DATA: Begin
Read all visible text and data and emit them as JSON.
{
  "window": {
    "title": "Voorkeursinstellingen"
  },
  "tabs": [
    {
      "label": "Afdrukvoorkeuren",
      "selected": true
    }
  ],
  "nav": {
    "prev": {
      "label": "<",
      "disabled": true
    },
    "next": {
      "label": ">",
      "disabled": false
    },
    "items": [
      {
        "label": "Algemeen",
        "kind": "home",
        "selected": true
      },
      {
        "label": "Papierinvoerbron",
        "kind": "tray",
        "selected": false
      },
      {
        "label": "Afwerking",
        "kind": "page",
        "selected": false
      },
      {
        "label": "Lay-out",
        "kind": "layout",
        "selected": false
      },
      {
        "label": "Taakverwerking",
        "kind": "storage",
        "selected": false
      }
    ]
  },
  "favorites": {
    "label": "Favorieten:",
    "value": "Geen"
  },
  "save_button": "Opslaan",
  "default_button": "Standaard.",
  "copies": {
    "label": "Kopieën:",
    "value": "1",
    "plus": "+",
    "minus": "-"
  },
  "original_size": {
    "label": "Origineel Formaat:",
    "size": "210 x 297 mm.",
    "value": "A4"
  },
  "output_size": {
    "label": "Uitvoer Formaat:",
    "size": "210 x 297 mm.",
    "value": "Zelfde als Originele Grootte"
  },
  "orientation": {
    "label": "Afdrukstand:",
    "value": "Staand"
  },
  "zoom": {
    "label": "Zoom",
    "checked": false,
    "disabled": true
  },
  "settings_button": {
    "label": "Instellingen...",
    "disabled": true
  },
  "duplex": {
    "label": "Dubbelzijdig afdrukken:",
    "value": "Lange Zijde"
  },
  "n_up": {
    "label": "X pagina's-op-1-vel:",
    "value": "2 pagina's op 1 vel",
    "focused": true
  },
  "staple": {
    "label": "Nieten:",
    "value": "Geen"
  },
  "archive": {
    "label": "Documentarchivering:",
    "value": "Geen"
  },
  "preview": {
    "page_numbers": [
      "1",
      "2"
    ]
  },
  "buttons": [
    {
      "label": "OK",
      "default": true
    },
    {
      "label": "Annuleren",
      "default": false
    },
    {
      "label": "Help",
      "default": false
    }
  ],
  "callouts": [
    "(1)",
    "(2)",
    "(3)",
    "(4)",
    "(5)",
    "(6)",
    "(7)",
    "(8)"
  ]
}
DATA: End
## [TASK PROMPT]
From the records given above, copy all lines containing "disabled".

## [RESULT]
      "disabled": true
      "disabled": false
    "disabled": true
    "disabled": true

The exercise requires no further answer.